Therapeutic Relationships
When families or individuals enter into a therapeutic relationship with a clinical social worker, licensed practical counselor, marriage and family therapist, or psychologist, here are some factors to consider:

  • Understand that therapy is not easy work, but is a first step in the right direction.
  • Success of families who enter therapy is dependent on many things, such as weekly visits, multiple family member visits, health, economics, various commitment levels, personal agendas, individual family histories, denial and commitment levels. These are only a few of the variables which enter in to the therapeutic relationship.
  • Facing your personal demons in order to help your own child is not to be taken lightly and is certainly not an easy task. Remember, we like to drive thru – it is a society issue but it doesn’t have to be our issue.
  • Once you make your initial contact with a therapist (I know this is not an easy task), make sure that you honor your commitment.
    • If the therapy is for your child, you are doing an injustice if you begin a therapeutic relationship and then withdraw from this relationship prematurely. Sporadic therapy is not effective. It isn’t therapy. It’s more like intermittent visits to a distant cousin. It doesn’t allow a therapeutic relationship to grow.
    • If the therapy is for you because you are an overwhelmed caregiver, then there are no excuses in the world that should keep you from your once a week commitment to yourself. “Happy caregiver, happy child” is a phrase I frequently quote. Because many special needs children operate at much higher frequencies then we do, they can sense when you are upset.  One family going through a divorce who thought their kids were oblivious were sadly mistaken. As the tension in the home exacerbated, so did the violent behaviors with the kids. Remember, many children with special needs behave in their own unique way – what may seem like withdrawal to you, may actually be likened to a state of meditation or processing time.

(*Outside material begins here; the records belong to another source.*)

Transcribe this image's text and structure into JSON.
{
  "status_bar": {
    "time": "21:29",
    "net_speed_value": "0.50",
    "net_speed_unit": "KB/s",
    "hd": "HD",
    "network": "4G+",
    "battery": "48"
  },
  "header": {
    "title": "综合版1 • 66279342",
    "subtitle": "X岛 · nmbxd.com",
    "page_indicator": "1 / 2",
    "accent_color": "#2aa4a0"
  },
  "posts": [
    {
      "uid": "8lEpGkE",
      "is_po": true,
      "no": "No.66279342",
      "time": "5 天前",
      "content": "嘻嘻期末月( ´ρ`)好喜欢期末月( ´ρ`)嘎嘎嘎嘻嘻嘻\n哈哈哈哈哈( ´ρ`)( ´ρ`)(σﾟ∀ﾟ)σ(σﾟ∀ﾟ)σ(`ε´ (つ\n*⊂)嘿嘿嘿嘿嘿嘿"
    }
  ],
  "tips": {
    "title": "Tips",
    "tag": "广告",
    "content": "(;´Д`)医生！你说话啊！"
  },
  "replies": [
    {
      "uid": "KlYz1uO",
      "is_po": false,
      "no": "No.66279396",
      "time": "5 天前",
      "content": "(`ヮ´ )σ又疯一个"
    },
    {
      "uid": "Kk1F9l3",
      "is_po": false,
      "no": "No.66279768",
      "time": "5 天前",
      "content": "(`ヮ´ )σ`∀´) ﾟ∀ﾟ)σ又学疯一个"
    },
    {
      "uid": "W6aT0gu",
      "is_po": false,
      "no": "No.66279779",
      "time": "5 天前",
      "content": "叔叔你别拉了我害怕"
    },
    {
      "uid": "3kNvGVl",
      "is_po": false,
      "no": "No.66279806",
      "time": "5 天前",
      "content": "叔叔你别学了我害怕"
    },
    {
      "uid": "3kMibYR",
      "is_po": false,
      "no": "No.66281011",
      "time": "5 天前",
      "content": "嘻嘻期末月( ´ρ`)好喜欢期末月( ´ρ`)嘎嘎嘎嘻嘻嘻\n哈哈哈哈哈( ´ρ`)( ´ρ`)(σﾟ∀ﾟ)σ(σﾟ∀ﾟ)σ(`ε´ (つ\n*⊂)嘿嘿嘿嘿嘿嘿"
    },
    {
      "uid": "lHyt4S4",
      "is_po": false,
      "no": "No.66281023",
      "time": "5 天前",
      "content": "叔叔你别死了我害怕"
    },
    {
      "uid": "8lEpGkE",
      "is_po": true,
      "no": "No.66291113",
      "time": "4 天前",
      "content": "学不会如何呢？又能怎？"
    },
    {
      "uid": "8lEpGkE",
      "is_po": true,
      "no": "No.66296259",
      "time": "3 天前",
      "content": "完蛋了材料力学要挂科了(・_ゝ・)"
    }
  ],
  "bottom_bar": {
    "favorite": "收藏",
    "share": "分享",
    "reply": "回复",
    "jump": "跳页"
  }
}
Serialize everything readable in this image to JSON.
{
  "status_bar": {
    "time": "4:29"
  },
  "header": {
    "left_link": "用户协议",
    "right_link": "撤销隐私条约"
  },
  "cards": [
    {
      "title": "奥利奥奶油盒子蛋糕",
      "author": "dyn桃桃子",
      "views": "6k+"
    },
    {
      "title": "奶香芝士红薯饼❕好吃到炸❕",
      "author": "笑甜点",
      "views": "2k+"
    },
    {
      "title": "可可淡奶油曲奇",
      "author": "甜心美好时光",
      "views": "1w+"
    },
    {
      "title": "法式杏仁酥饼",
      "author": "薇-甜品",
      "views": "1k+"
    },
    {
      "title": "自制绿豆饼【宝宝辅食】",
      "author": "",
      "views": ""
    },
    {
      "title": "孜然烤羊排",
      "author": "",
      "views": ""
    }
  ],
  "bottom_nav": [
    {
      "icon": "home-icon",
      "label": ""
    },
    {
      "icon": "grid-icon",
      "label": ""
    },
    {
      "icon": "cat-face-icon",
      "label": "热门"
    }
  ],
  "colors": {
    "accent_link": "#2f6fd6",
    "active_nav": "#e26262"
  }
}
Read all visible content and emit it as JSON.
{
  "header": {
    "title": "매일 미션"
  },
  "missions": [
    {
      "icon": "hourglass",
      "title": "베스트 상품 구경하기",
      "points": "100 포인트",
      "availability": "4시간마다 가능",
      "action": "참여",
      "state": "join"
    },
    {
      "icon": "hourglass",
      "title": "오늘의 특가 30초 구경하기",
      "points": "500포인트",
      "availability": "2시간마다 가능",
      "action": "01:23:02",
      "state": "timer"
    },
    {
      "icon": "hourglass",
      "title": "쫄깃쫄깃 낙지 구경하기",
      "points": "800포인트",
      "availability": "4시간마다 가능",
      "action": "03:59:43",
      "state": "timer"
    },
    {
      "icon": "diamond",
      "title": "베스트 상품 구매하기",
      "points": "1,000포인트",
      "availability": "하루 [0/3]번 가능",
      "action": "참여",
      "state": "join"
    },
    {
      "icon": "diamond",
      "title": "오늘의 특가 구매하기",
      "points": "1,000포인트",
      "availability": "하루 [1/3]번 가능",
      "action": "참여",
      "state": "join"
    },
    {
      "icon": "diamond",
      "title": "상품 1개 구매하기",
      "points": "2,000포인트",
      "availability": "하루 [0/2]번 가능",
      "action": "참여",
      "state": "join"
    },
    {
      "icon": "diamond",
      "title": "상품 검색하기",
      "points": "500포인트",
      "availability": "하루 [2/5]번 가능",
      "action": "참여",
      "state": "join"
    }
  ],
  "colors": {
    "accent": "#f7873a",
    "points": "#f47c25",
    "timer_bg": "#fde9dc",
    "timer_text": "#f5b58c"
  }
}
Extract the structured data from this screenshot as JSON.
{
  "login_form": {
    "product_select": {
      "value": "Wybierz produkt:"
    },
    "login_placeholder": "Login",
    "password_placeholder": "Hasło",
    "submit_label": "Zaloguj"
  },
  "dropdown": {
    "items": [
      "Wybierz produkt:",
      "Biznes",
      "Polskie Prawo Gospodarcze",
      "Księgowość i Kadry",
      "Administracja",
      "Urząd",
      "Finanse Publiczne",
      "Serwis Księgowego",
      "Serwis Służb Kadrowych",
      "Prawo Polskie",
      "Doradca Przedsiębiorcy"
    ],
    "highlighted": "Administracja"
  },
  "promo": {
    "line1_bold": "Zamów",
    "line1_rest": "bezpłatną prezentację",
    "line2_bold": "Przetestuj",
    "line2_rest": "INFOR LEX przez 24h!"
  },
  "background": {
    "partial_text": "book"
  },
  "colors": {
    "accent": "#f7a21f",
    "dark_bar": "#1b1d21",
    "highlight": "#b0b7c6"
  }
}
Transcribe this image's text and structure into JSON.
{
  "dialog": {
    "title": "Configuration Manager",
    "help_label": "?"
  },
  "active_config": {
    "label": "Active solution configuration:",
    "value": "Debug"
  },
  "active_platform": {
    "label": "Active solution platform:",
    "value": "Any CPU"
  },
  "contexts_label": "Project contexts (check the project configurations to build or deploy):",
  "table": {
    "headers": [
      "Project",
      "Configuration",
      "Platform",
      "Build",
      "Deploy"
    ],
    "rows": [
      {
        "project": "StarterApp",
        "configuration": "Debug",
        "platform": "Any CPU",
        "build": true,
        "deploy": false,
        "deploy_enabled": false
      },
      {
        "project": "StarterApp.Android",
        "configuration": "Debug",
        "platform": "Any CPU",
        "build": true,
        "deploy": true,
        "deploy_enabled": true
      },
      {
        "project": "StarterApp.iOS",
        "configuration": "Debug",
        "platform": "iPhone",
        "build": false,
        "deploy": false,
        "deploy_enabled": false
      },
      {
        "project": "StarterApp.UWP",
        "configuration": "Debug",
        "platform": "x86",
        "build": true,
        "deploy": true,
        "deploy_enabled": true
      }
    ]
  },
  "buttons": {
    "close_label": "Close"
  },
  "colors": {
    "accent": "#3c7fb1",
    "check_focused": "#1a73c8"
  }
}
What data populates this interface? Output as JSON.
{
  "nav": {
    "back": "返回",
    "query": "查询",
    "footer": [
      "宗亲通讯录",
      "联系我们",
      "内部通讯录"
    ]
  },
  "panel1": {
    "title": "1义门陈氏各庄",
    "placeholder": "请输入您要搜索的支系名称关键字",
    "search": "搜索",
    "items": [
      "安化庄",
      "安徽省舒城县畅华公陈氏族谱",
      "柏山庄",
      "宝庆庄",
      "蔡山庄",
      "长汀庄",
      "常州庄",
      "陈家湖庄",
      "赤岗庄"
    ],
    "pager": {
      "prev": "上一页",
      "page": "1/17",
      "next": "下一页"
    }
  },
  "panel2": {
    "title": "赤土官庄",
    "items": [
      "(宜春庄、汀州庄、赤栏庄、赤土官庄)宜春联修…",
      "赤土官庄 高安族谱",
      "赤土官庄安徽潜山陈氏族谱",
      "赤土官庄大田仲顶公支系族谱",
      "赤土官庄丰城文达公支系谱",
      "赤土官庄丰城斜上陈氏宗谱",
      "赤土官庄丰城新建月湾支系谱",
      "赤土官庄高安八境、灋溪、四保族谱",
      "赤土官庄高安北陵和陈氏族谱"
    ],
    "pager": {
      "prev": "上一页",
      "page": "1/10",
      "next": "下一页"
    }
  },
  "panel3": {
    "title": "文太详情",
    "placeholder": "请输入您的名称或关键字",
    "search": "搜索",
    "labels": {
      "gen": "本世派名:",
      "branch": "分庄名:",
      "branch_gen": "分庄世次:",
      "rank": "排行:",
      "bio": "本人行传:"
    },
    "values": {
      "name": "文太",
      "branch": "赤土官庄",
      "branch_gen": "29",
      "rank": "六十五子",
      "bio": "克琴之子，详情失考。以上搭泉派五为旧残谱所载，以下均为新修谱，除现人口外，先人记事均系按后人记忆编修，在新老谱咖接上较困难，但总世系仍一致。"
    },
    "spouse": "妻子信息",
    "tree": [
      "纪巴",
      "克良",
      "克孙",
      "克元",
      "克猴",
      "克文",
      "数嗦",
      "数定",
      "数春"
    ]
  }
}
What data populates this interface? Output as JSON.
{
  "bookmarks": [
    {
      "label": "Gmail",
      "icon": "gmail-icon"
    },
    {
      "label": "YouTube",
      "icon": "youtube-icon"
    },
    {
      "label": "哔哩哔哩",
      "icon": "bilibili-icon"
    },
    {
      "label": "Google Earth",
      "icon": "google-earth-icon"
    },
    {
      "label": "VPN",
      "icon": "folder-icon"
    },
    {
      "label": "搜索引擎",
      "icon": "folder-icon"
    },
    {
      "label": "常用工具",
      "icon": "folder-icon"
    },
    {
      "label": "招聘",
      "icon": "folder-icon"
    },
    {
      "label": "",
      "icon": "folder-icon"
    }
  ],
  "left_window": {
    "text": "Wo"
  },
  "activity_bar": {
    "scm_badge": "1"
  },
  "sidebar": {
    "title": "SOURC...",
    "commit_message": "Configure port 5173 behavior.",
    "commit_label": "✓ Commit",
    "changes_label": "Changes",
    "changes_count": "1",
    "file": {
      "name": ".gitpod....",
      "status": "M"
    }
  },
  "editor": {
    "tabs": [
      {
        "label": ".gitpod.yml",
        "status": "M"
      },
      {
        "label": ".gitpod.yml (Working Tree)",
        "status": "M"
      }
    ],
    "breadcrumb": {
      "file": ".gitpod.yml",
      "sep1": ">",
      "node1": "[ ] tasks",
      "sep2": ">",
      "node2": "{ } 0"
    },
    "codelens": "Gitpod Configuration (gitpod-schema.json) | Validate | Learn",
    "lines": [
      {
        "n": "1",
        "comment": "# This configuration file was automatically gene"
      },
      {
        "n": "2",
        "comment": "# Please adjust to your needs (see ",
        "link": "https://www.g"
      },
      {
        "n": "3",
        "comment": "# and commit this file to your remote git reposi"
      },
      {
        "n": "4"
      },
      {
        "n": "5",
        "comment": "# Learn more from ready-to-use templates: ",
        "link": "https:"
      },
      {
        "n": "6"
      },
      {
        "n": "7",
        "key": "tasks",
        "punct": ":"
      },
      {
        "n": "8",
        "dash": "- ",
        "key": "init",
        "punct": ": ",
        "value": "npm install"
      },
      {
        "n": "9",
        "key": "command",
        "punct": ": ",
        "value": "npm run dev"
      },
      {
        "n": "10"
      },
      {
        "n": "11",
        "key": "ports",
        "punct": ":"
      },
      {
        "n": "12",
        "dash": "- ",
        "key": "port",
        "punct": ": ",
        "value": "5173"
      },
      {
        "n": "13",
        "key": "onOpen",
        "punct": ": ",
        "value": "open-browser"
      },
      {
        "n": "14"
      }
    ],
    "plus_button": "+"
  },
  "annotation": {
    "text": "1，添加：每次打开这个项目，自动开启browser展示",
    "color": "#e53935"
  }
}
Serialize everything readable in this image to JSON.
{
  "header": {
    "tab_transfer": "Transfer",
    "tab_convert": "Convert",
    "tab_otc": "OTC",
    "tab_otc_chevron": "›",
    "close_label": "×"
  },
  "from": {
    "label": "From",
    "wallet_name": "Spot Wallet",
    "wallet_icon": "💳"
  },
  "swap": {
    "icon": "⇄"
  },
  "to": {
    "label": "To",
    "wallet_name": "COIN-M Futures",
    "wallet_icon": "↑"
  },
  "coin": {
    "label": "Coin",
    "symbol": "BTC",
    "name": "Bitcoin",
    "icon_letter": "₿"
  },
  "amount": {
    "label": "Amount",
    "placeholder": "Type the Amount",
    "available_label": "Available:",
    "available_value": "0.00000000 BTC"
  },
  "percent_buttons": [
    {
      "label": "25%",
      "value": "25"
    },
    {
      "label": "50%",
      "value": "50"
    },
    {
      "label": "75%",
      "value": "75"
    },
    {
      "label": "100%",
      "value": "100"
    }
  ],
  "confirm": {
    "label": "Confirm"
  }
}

Whatever therapies you choose, by all means, be willing to give those therapies the time and commitment that is required in order to achieve success.